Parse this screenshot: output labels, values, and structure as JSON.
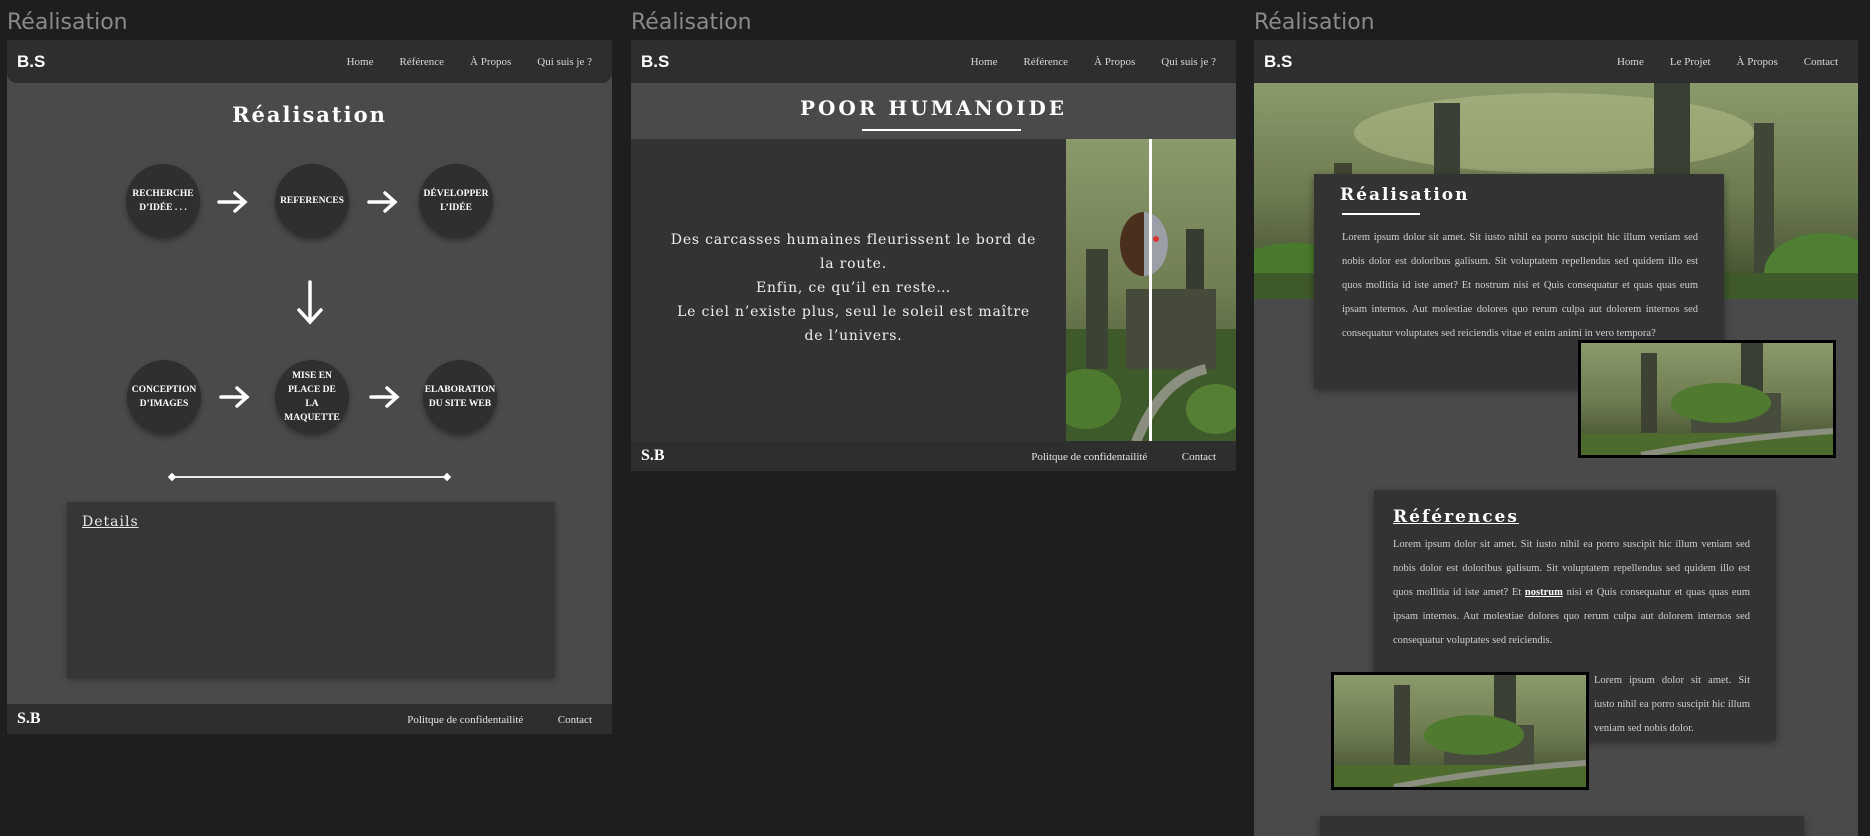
{
  "frames": [
    {
      "label": "Réalisation"
    },
    {
      "label": "Réalisation"
    },
    {
      "label": "Réalisation"
    }
  ],
  "frame1": {
    "logo": "B.S",
    "nav": [
      "Home",
      "Référence",
      "À Propos",
      "Qui suis je ?"
    ],
    "title": "Réalisation",
    "steps": [
      "RECHERCHE D’IDÉE . . .",
      "REFERENCES",
      "DÉVELOPPER L’IDÉE",
      "CONCEPTION D’IMAGES",
      "MISE EN PLACE DE LA MAQUETTE",
      "ELABORATION DU SITE WEB"
    ],
    "details_label": "Details",
    "footer": {
      "logo": "S.B",
      "links": [
        "Politque de confidentailité",
        "Contact"
      ]
    }
  },
  "frame2": {
    "logo": "B.S",
    "nav": [
      "Home",
      "Référence",
      "À Propos",
      "Qui suis je ?"
    ],
    "title": "POOR HUMANOIDE",
    "lines": [
      "Des carcasses humaines fleurissent le bord de la route.",
      "Enfin, ce qu’il en reste…",
      "Le ciel n’existe plus, seul le soleil est maître de l’univers."
    ],
    "footer": {
      "logo": "S.B",
      "links": [
        "Politque de confidentailité",
        "Contact"
      ]
    }
  },
  "frame3": {
    "logo": "B.S",
    "nav": [
      "Home",
      "Le Projet",
      "À Propos",
      "Contact"
    ],
    "card1_title": "Réalisation",
    "card1_text": "Lorem ipsum dolor sit amet. Sit iusto nihil ea porro suscipit hic illum veniam sed nobis dolor est doloribus galisum. Sit voluptatem repellendus sed quidem illo est quos mollitia id iste amet? Et nostrum nisi et Quis consequatur et quas quas eum ipsam internos. Aut molestiae dolores quo rerum culpa aut dolorem internos sed consequatur voluptates sed reiciendis vitae et enim animi in vero tempora?",
    "card2_title": "Références",
    "card2_text_a": "Lorem ipsum dolor sit amet. Sit iusto nihil ea porro suscipit hic illum veniam sed nobis dolor est doloribus galisum. Sit voluptatem repellendus sed quidem illo est quos mollitia id iste amet? Et",
    "card2_bold": "nostrum",
    "card2_text_b": "nisi et Quis consequatur et quas quas eum ipsam internos. Aut molestiae dolores quo rerum culpa aut dolorem internos sed consequatur voluptates sed reiciendis.",
    "card2_text_c": "Lorem ipsum dolor sit amet. Sit iusto nihil ea porro suscipit hic illum veniam sed nobis dolor."
  },
  "colors": {
    "background": "#1e1e1e",
    "panel": "#4a4a4a",
    "nav": "#2e2e2e",
    "card": "#333333"
  }
}
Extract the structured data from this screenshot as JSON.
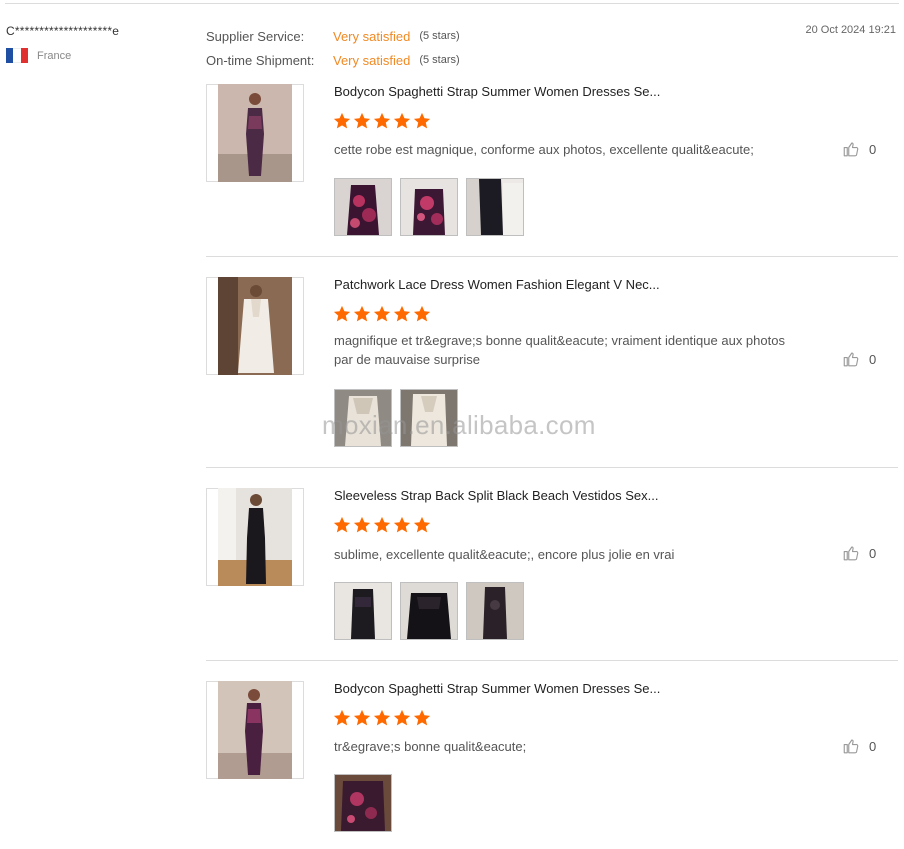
{
  "reviewer": {
    "name": "C********************e",
    "country": "France",
    "flag_colors": [
      "#1f4fa3",
      "#ffffff",
      "#e0302f"
    ]
  },
  "ratings": {
    "supplier_service_label": "Supplier Service:",
    "supplier_service_value": "Very satisfied",
    "supplier_service_stars": "(5 stars)",
    "shipment_label": "On-time Shipment:",
    "shipment_value": "Very satisfied",
    "shipment_stars": "(5 stars)"
  },
  "date": "20 Oct 2024 19:21",
  "accent_color": "#f08a24",
  "star_color": "#ff6a00",
  "items": [
    {
      "product_name": "Bodycon Spaghetti Strap Summer Women Dresses Se...",
      "stars": 5,
      "comment": "cette robe est magnique, conforme aux photos, excellente qualit&eacute;",
      "likes": "0",
      "photo_count": 3
    },
    {
      "product_name": "Patchwork Lace Dress Women Fashion Elegant V Nec...",
      "stars": 5,
      "comment": "magnifique et tr&egrave;s bonne qualit&eacute; vraiment identique aux photos par de mauvaise surprise",
      "likes": "0",
      "photo_count": 2
    },
    {
      "product_name": "Sleeveless Strap Back Split Black Beach Vestidos Sex...",
      "stars": 5,
      "comment": "sublime, excellente qualit&eacute;, encore plus jolie en vrai",
      "likes": "0",
      "photo_count": 3
    },
    {
      "product_name": "Bodycon Spaghetti Strap Summer Women Dresses Se...",
      "stars": 5,
      "comment": "tr&egrave;s bonne qualit&eacute;",
      "likes": "0",
      "photo_count": 1
    }
  ],
  "watermark": "moxian.en.alibaba.com"
}
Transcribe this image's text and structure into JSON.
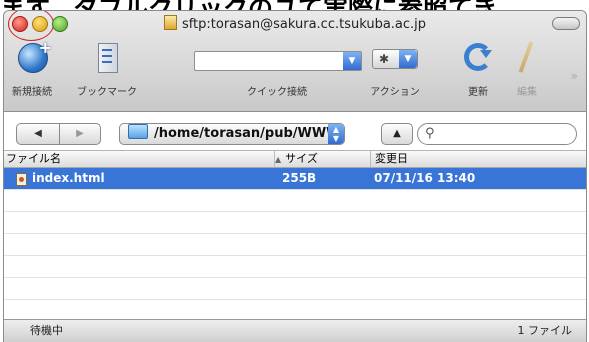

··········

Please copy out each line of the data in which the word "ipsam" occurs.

    "card1_text": "Lorem ipsum dolor sit amet. Sit iusto nihil ea porro suscipit hic illum veniam sed nobis dolor est doloribus galisum. Sit voluptatem repellendus sed quidem illo est quos mollitia id iste amet? Et nostrum nisi et Quis consequatur et quas quas eum ipsam internos. Aut molestiae dolores quo rerum culpa aut dolorem internos sed consequatur voluptates sed reiciendis vitae et enim animi in vero tempora?",
    "card2_text_b": "nisi et Quis consequatur et quas quas eum ipsam internos. Aut molestiae dolores quo rerum culpa aut dolorem internos sed consequatur voluptates sed reiciendis.",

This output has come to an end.